18 Jan The incidence of international treaties in international trade
Nowadays, Spanish companies, and also the smallest ones, focus an important part of their business in export. In this sense, international trade operations are increasingly frequent.
This can involve many benefits and expectations but also implies greater complexity in the exchange of products and services: it transports more complexes -combination of road and maritime transport-, the possibility of different currencies, uncertainty in collection due to lack of knowledge of customers, and also of all this, the operation enters into the field of more than one legal system, which in turn means that you have to deal with different contracts, different taxes, customs…
The most important problem is that which affects the law applicable to the contract. If a Spanish company supplies a product to a French company, or Turkish, etc. What law will govern the rights and obligations of the parties? The Spanish, the French, the Turkish or another one?
That is why in this post we are going to explain what kind of impact free trade or other EU treaties have on the most common international trade operations, such as international purchases and sales of goods. To do this, it is necessary to define, in a first place in an international trade operation, the customs aspects or entry into the country of a merchandise or provision of a service.
This is the response to the Treaties of the World Trade Organization (WTO): The Agreement on Trade on Tariffs and Trade and the General Agreement on Trade in Services. These treaties, together with everything that emanates from the WTO does not support the rules of contracts, nor by what order is determined, nor law applicable… These only apply in the sense of establishing the customs duties that each State can apply to each product or service by different categories. For example: if Spain can apply to the footwear coming from abroad a tariff of 4% or 20%, for example.
It must be said in this regard that all the EU countries are part of these Agreements jointly. In other words, it applies in the same way to all EU states since they have assigned sovereignty.
At the same time, in addition to these General Agreements that bind all the States that are part of the WTO, (more than 190), there are others that are more specific and that the States agree by proximity or commercial interest.
These are commonly called Free Trade Agreements.
They have spread a lot in countries of America for example. So NAFTA that brings together Canada, Mexico and UEA, or MERCOSUR to Argentina, Brazil, Paraguay and Uruguay.
The purpose of these Treaties is similar to the WTO General Agreement: to set tariffs that can be imposed on products from outside and to create a network free of tariffs and barriers among the members of the Agreement. We insist, these Treaties or Agreements do not help us to determine if such a law or this one is applied in a sale of merchandise.

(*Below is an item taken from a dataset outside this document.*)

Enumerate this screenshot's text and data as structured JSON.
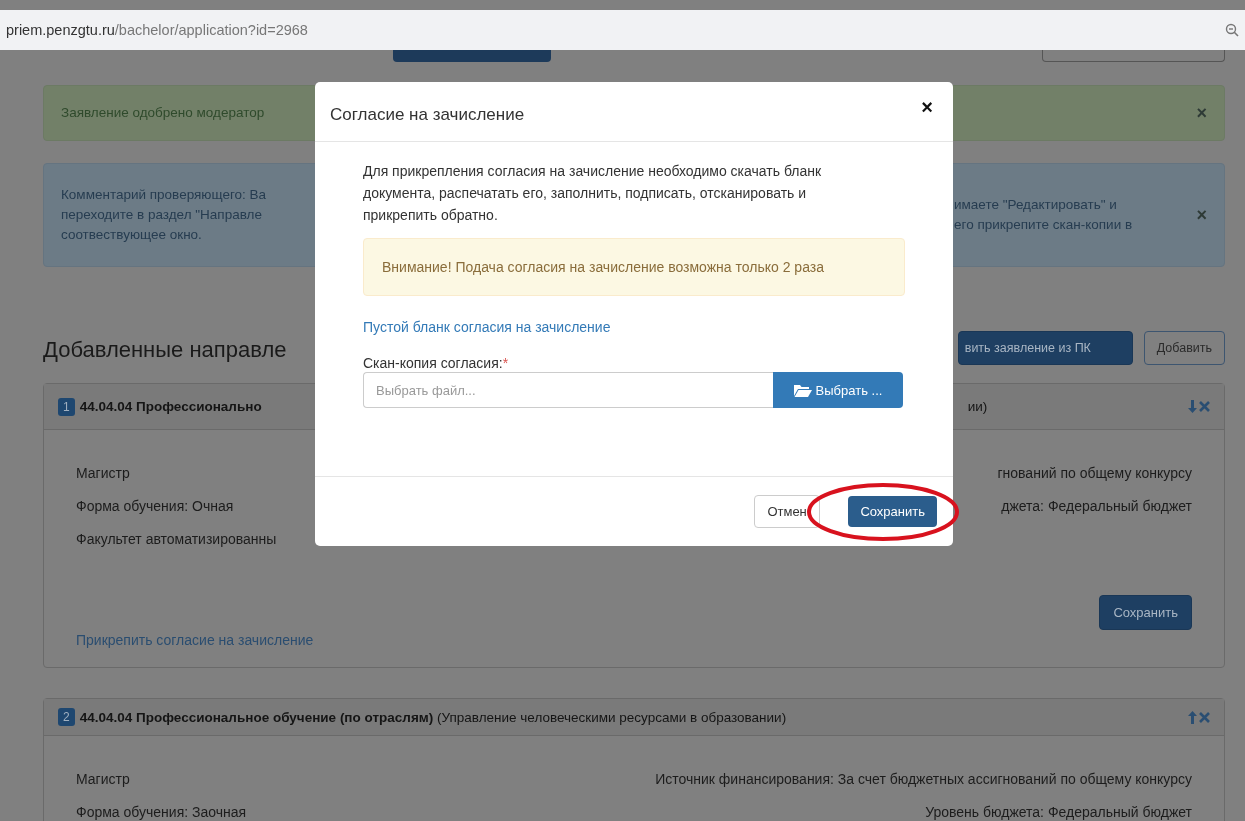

This is what the so-called Rome I Regulation tells us for all the countries of the EU. This instrument does apply if one of the parties to the contract is a member of the EU and does determine the law applicable to the contract: rights and obligations of the parties, claims in case of non-compliance… The general rule is that the parties can choose which one they want to be applicable to the contract. In the previous example, it can be agreed that in the sale of the Spanish company to the French the law of any of the States applied or even the law of a third State shall apply.

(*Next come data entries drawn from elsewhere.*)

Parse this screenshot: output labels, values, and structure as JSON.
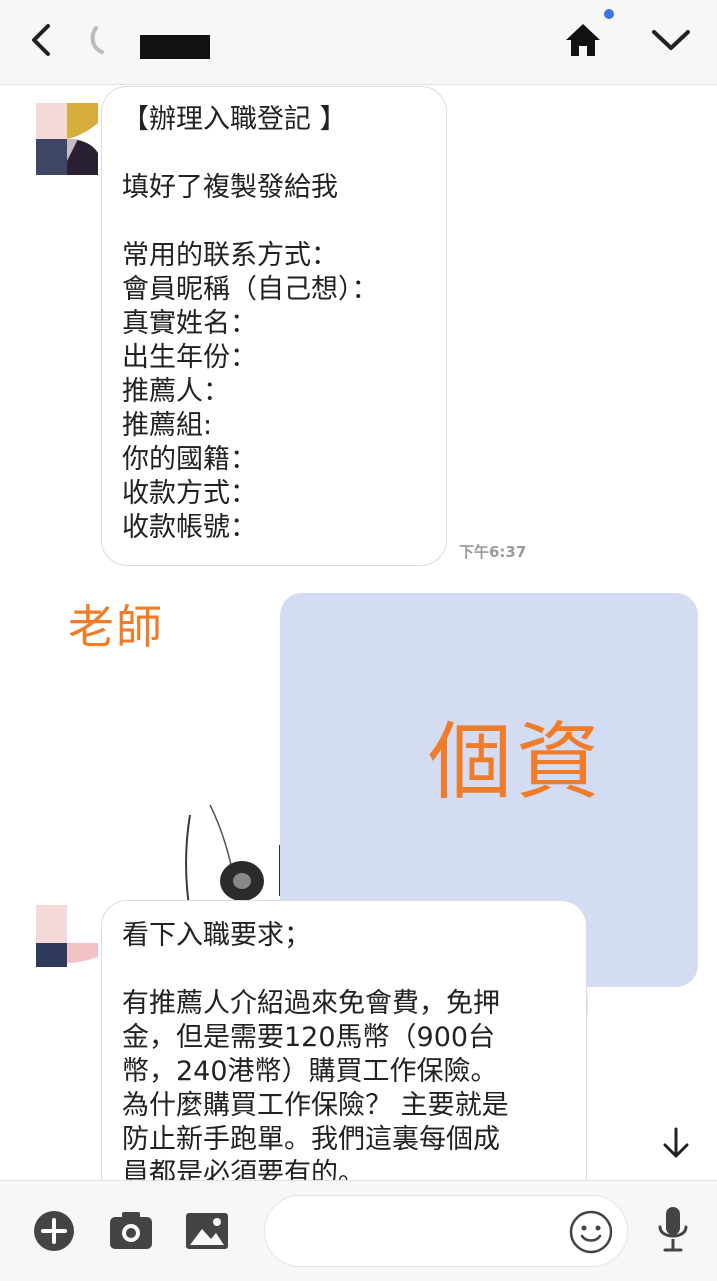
{
  "header": {
    "back_icon": "chevron-left-icon",
    "home_icon": "home-icon",
    "menu_icon": "chevron-down-icon",
    "notification_dot_color": "#3d73e6"
  },
  "messages": [
    {
      "lines": [
        "【辦理入職登記 】",
        "",
        "填好了複製發給我",
        "",
        "常用的联系方式：",
        "會員昵稱（自己想）：",
        "真實姓名：",
        "出生年份：",
        "推薦人：",
        "推薦組:",
        "你的國籍：",
        "收款方式：",
        "收款帳號："
      ],
      "time": "下午6:37"
    },
    {
      "lines": [
        "看下入職要求；",
        "",
        "有推薦人介紹過來免會費，免押",
        "金，但是需要120馬幣（900台",
        "幣，240港幣）購買工作保險。",
        "為什麼購買工作保險？ 主要就是",
        "防止新手跑單。我們這裏每個成",
        "員都是必須要有的。"
      ]
    }
  ],
  "annotations": {
    "teacher": "老師",
    "personal_info": "個資",
    "color": "#f07b28"
  },
  "input_bar": {
    "placeholder": "",
    "icons": [
      "plus-icon",
      "camera-icon",
      "image-icon",
      "emoji-icon",
      "microphone-icon"
    ]
  }
}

In the absence of choice, the Regulation establishes a series of rules depending on the type of contract: services, distribution, franchising, etc.

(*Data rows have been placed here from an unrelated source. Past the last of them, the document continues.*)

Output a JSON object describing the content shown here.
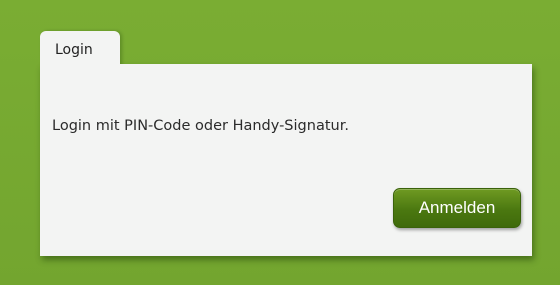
{
  "tab": {
    "label": "Login"
  },
  "panel": {
    "message": "Login mit PIN-Code oder Handy-Signatur.",
    "button_label": "Anmelden"
  },
  "colors": {
    "background": "#76a831",
    "panel": "#f3f4f3",
    "button": "#4b7810"
  }
}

In turn, for a very specific and specific type of contract such as the sale of goods, there is another very important instrument, such as the Vienna Convention of 1980. It was created in order to provide simplicity to this contract and create a uniform framework regarding the obligations of the parties: delivery of goods, terms, claim, payment, etc. It applies whenever there are companies from different States, although the parties can agree to their exclusion and set the rules according to the law of a State. These are the most important instruments in the international field. Therefore, it must be clear that there are international treaties or agreements between States that regulate issues of public scope: customs duties or tariffs, and that on the other hand we have instruments to configure international trade operations according to the interests of the parties, negotiating force, etc. to apply to private relations between them.
We still need to explain the role played by the uses of trade, such as the INCOTERMS that we have referred to in the blog before and whose mission is to simplify specific aspects of a transaction, mainly transportation, insurance, freight and provision of goods. They only apply as we say when there are goods -not services- and do not exempt the parties from pointing out laws applicable to contracts -Reg. Rome I- since these uses do not determine them.
If you have any questions related to international trade and its legal framework, you can contact the team of Navarro Llima Abogados S.L.